Conversion to Judaism
In the last two weeks conversion to Judaism has captured the spotlight in Jewish media. That is quite an accomplishment since security and politics consistently have the monopoly in news outlets and editorials.
Scandals, however, are always fast tracked to front pages and unfortunately the Mikveh scandal near Capital Hill has rocked the confidence of many Jews, Jews by birth and choice alike, in the system. People have weaknesses, and those in leadership positions are no less human than all the rest of us. However, the betrayal of trust and the abuse of authority by one in a leadership position has far greater repercussions and is a crime not merely against individuals but against all of society.
In the environment of this scandal, although not precipitated by it, the Israeli Knesset recently passed a law allowing municipal courts to perform conversions in Israel, previously allowed only in courts under the auspices of the chief rabbinate. This allowance removes some of the bureaucracy and red tape conversion candidates are required to navigate, and it also gives them the ability to progress their conversions in the context of their own communities, dealing with courts more personable, who are familiar with the candidates on a more personal level.
However, the chief rabbinate has railed against this law and has declared that it will not recognize conversions performed under municipal courts. Their concern is that standards for conversion will not always be adhered to in municipal courts and it opens the door for rogue courts to act as they see fit. In short, it wrests control of ‘who is a Jew’ from the chief rabbinate of Israel.

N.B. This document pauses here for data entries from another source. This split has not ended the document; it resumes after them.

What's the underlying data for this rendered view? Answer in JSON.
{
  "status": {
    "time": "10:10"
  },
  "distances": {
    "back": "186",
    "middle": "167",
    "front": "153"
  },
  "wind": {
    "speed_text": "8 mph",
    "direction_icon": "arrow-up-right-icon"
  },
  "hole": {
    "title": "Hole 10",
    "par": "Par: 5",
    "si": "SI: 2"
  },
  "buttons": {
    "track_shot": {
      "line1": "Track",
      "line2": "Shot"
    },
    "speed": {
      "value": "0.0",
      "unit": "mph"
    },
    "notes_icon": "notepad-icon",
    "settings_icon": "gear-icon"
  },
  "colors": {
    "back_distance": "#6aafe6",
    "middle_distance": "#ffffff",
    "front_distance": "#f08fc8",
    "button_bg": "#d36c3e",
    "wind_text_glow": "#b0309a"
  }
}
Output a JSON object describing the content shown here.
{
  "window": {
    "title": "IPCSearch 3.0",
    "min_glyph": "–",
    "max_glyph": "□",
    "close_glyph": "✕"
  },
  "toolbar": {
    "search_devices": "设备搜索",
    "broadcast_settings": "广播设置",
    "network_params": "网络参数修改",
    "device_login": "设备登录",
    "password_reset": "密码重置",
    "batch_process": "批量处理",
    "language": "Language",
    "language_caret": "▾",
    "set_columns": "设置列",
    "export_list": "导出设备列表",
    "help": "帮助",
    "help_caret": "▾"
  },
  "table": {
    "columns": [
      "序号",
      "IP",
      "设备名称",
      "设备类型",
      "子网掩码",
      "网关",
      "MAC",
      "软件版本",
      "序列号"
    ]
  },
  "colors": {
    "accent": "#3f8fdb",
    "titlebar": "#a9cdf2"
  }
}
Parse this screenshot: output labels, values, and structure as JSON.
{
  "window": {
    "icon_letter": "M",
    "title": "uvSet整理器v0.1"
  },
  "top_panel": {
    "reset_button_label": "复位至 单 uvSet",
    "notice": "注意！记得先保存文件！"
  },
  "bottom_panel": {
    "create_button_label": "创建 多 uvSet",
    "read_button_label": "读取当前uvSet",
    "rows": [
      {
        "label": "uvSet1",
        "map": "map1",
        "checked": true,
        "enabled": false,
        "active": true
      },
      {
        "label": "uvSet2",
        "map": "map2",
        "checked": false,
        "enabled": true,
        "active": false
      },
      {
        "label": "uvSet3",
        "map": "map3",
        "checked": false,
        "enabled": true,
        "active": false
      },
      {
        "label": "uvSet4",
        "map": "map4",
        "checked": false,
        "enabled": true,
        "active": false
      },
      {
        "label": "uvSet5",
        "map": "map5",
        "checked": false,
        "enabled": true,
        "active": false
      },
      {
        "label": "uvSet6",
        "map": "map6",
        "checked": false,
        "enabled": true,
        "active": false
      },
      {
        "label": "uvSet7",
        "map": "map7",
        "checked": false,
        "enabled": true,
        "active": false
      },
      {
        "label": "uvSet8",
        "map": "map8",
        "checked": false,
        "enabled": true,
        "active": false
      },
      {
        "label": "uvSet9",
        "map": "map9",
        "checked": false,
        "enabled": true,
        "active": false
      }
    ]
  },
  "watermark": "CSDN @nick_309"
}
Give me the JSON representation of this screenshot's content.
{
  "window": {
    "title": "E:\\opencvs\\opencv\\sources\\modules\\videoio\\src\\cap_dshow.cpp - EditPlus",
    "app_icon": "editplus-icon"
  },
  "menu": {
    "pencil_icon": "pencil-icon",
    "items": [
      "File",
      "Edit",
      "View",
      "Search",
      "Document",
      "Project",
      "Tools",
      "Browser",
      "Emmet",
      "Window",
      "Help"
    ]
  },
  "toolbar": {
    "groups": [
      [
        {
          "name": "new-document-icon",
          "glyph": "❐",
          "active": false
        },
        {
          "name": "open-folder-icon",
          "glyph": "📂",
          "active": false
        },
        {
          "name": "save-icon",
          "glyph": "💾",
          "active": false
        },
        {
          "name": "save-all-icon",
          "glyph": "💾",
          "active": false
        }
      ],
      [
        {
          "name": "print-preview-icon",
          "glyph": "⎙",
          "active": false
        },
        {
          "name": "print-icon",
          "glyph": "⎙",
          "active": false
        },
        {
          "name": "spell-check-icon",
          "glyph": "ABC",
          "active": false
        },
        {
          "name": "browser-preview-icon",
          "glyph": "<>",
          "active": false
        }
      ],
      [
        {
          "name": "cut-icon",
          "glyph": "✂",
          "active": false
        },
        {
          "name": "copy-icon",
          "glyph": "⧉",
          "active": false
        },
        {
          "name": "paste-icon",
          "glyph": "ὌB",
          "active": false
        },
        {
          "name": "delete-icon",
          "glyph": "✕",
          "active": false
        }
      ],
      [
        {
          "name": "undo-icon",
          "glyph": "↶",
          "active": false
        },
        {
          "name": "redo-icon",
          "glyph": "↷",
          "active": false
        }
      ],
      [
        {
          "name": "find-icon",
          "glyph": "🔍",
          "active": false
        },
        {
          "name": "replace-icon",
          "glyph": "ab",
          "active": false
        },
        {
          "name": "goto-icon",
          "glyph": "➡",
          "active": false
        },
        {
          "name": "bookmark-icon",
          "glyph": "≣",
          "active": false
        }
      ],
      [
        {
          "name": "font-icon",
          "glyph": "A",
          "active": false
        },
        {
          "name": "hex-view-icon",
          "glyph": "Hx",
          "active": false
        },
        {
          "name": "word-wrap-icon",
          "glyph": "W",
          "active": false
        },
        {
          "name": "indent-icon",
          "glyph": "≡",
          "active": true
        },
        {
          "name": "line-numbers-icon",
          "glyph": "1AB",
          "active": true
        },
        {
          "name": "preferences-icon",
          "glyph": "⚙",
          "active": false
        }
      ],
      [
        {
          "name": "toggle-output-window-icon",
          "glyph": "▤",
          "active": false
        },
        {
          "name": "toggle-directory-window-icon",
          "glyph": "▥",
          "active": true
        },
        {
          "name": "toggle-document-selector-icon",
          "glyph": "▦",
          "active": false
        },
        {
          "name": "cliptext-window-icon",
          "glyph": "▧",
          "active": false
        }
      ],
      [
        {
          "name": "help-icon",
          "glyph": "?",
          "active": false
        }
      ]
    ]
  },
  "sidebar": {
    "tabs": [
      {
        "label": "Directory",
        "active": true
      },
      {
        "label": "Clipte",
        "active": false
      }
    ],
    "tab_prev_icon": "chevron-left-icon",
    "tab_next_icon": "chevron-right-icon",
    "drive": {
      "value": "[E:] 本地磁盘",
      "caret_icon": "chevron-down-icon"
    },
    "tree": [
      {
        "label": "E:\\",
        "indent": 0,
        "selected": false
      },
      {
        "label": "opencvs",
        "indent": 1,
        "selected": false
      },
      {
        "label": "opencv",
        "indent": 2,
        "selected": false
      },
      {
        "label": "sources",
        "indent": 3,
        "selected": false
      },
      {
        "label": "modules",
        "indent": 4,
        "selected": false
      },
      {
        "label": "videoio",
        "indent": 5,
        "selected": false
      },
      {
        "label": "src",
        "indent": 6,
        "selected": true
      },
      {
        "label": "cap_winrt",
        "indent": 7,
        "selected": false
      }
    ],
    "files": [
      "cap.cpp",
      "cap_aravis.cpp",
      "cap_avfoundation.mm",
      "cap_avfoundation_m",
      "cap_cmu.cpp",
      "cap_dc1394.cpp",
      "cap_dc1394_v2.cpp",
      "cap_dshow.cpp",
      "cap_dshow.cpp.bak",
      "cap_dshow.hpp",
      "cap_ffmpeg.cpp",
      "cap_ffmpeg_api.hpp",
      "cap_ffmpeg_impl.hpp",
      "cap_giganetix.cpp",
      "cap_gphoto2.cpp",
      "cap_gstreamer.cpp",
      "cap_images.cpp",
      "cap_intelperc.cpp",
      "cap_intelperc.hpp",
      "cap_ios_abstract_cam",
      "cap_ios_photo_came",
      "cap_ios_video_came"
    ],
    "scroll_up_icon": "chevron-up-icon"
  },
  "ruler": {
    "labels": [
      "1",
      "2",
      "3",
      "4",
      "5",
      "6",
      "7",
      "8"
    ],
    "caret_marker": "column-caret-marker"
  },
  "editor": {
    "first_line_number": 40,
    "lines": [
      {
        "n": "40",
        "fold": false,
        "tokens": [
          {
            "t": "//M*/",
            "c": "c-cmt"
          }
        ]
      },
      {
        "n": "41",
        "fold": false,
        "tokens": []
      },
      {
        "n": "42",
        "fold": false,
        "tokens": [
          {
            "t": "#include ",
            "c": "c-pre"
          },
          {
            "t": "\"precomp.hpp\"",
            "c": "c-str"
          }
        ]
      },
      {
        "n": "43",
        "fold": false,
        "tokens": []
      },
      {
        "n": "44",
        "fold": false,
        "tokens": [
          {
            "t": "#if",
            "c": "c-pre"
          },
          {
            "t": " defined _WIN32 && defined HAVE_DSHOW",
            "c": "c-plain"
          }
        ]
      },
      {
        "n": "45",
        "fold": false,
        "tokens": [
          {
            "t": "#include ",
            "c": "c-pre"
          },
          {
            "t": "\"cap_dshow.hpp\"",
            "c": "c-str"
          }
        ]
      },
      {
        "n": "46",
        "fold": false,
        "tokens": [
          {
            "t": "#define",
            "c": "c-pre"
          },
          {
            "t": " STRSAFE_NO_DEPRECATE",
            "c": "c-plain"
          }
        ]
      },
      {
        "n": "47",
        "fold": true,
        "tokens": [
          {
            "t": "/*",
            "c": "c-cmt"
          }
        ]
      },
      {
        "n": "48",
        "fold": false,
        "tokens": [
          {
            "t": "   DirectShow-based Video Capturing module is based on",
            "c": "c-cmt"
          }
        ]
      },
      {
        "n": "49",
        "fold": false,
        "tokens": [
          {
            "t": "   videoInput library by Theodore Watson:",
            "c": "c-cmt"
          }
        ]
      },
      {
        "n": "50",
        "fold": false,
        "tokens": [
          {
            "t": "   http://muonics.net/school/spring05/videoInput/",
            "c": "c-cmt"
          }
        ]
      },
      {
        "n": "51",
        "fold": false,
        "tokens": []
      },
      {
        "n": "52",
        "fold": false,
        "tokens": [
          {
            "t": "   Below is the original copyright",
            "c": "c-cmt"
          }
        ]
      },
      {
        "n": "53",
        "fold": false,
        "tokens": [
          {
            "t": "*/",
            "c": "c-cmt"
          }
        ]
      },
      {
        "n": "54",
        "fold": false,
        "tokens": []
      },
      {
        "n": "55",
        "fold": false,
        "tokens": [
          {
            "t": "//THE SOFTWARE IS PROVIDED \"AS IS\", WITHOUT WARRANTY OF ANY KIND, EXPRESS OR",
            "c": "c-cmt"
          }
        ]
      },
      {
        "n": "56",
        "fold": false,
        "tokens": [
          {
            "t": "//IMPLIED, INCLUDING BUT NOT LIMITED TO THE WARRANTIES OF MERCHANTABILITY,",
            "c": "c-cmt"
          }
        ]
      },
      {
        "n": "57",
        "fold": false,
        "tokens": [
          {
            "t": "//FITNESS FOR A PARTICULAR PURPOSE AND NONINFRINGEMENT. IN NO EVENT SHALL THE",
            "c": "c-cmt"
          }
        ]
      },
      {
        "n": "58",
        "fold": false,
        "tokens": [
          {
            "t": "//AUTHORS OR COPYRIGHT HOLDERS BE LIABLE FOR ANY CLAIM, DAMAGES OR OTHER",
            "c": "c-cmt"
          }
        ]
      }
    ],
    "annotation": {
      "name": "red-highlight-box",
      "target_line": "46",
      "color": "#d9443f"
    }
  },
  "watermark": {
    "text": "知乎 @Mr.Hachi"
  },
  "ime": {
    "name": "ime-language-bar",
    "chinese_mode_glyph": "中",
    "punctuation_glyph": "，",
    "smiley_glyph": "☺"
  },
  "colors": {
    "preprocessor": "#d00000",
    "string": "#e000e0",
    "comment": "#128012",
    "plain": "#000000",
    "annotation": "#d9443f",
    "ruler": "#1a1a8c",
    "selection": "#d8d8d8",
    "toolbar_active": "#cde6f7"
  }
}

Experts on both sides of the debate have fiercely dug in their toes in this standoff. The new law is welcomed by most modern and nationalist leaders, while it is opposed by most Hareidi groups (to use vague and overly simplified terms).